Overlooking the long term survival of a website is fatal, but incredibly common.
It’s true that designing, building and writing a new website can seem a daunting prospect, which is perhaps why people forget to ask the most important questions, such as:
- Will I be able to update the copy and add new content myself? (ie without incurring regular fees and waiting for a slot in someone else’s schedule).
- If I can update it, which bits can I change? You may have access to the news blog, but what about the home page or about us?
- How much will it cost to add new sections, video, social media etc? The last thing you want it to be hit with big bills long after the initial and well negotiated build stage is over.
- Can any other web designer operate this programme?

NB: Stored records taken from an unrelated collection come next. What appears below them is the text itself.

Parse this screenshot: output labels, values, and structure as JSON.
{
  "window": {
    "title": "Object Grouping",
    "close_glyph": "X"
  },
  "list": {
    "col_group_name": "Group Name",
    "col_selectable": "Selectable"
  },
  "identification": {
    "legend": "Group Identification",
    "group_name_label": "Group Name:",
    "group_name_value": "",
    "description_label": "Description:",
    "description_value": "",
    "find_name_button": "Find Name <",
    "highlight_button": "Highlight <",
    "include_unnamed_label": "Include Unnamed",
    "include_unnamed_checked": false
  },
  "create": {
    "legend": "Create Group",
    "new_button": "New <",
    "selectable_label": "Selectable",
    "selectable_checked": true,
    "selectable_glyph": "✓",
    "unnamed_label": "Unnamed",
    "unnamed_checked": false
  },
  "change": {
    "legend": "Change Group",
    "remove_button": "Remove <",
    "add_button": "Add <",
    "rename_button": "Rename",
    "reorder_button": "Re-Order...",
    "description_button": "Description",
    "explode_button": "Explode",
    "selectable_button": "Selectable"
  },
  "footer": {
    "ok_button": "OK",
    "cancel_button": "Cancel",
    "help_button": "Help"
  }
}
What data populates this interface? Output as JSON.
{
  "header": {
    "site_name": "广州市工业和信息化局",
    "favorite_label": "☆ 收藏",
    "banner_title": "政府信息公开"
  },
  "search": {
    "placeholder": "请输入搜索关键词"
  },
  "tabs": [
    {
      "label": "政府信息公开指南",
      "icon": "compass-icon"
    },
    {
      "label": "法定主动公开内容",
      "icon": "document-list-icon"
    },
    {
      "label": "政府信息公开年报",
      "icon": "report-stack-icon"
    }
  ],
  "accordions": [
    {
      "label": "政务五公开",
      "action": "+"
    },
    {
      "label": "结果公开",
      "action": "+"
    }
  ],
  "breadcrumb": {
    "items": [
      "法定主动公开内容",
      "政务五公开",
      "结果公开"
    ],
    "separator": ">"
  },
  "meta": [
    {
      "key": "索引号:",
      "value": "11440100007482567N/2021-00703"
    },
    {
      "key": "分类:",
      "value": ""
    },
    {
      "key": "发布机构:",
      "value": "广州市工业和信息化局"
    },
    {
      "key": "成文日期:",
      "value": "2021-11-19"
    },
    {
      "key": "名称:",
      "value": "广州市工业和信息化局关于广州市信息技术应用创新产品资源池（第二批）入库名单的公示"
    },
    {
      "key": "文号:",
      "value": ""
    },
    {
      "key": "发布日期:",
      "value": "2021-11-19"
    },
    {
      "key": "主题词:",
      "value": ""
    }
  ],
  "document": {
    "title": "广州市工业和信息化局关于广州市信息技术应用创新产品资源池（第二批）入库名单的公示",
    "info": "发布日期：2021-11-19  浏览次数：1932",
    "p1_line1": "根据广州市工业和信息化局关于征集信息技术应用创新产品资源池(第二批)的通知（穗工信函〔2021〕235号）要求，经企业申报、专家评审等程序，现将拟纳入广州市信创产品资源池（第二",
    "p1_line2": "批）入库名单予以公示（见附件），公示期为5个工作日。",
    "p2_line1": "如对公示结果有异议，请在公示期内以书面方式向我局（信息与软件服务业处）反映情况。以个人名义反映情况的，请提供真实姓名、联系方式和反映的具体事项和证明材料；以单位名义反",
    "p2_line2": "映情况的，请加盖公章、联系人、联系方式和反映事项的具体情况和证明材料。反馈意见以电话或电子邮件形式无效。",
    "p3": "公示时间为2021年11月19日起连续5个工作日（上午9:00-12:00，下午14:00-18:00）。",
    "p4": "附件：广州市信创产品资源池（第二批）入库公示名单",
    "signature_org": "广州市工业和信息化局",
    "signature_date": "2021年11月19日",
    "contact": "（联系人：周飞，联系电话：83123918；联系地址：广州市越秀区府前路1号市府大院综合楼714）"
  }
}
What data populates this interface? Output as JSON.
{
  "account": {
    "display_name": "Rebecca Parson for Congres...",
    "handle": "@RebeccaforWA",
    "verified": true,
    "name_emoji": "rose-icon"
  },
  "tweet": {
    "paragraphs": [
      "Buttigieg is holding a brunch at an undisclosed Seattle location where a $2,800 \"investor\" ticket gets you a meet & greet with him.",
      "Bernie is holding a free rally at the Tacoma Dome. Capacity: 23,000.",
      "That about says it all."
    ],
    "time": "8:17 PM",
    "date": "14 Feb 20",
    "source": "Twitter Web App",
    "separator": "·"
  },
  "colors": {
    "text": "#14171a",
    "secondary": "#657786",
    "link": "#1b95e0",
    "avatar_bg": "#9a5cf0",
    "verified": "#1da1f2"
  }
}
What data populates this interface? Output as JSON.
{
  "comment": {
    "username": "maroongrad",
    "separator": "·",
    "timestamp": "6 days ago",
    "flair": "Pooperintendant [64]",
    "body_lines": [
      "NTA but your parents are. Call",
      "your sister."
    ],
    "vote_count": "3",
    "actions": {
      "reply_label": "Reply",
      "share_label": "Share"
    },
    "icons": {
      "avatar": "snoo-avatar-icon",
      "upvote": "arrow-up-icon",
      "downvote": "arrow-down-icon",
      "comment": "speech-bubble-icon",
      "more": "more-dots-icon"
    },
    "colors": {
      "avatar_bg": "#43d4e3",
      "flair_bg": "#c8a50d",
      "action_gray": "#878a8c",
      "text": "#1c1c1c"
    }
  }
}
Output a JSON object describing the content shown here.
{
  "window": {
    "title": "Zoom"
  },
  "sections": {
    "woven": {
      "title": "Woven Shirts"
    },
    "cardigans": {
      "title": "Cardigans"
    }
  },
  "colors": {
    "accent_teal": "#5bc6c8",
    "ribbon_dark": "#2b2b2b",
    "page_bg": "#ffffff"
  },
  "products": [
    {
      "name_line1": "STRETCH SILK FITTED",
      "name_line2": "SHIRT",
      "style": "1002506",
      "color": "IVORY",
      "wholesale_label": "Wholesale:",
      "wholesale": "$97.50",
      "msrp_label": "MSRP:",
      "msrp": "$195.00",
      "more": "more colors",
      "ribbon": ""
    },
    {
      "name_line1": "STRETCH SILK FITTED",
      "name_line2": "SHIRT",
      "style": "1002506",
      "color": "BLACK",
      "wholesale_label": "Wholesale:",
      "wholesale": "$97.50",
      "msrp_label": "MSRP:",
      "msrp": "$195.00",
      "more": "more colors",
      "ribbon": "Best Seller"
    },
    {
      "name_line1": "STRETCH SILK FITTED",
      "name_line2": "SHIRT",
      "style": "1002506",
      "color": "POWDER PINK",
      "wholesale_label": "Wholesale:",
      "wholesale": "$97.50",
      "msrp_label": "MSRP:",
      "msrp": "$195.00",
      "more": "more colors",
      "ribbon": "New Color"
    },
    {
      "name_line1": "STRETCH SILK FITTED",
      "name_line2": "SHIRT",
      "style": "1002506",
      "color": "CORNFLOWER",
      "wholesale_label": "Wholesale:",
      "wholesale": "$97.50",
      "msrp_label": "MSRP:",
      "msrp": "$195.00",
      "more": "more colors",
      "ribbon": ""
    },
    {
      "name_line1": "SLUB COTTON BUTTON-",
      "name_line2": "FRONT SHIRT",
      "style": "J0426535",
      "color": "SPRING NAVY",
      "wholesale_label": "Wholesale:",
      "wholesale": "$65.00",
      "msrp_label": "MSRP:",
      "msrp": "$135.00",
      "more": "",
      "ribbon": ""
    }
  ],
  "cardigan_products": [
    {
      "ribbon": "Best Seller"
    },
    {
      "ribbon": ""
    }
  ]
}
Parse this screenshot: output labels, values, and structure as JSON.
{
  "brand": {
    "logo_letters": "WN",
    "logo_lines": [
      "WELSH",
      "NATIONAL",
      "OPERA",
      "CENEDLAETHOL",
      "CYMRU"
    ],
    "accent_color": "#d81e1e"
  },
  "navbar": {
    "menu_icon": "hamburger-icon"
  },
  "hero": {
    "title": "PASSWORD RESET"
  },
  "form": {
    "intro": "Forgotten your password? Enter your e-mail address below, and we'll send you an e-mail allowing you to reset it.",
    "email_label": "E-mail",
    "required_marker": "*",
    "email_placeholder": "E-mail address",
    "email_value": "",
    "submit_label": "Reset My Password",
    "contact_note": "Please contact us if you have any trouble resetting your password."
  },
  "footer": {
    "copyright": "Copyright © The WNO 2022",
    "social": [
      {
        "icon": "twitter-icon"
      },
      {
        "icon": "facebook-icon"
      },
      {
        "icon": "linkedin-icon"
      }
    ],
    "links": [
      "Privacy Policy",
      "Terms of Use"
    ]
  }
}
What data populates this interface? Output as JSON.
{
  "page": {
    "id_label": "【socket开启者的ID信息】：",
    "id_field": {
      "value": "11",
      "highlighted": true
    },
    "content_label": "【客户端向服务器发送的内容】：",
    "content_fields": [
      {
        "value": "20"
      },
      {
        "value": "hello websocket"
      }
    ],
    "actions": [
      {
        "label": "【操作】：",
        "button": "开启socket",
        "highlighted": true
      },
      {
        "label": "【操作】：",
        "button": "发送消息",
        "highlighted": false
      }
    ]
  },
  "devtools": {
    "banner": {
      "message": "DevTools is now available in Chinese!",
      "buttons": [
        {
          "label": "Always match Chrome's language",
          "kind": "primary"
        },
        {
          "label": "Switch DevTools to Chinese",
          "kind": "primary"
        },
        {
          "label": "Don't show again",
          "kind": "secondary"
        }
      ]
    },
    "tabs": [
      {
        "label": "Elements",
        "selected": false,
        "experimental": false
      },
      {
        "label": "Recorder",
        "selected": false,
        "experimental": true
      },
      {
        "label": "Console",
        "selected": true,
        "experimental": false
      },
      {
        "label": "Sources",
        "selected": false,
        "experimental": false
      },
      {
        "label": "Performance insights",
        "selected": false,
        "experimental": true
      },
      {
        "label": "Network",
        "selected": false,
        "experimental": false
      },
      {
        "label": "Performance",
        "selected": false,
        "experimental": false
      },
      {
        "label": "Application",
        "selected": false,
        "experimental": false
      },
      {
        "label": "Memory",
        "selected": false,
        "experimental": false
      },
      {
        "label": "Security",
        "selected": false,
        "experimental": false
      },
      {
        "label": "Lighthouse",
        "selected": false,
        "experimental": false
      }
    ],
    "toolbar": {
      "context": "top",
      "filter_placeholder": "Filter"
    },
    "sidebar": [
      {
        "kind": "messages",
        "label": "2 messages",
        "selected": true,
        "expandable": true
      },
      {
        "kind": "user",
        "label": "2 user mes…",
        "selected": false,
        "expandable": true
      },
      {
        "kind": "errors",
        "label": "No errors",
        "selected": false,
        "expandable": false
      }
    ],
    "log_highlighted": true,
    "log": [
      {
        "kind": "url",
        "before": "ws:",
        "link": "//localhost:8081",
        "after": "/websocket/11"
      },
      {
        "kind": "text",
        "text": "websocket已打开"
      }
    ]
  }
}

If no-one else understands the system your developer has chosen, you’re basically locked in for the life of the site.
WordPress overcomes all of these potential pitfalls. It’s an open source product, which basically means that it’s free online and is constantly being updated and improved by a community of IT nerds who do it for fun – yes really!
Not only do you save money and know that your website is built in the most cutting-edge and effective software available, but it also means there are many developers out there who can pick up your site if the relationship with your original website developer fails.
What’s more, because it’s not been created to make money, but instead to be the most user-friendly and SEO-effective website platform out there, WordPress is simple to use – both for the owner and the visitor. The built-in content management system can be easily navigated, and you can change pretty much any part of the site, including the images. There are even a range of videos on YouTube to help you if you get stuck.
Another benefit of a WordPress website is that it will evolve. It’s a bit like digital stickle-bricks, with free bolt-ons constantly being published to ensure your website remains SEO friendly and can accommodate new technology as it becomes widespread.
For example you can already upload videos, view WordPress websites on smart phones and tablets (unlike many types of website so beware!) and you can view it in most browsers). But if a new form of social media takes off, you can be sure there will be a WordPress widget to suit in a very short time (another benefit of WordPress nerds).
So remember, while at first all your attention and energy is focused on getting the site looking great and working well, take time to consider the long term. Websites are organic, constantly evolving marketing tools which require maintenance – who is going to do it and how much will it cost?
If you have any questions I’ll be happy to help, just email …..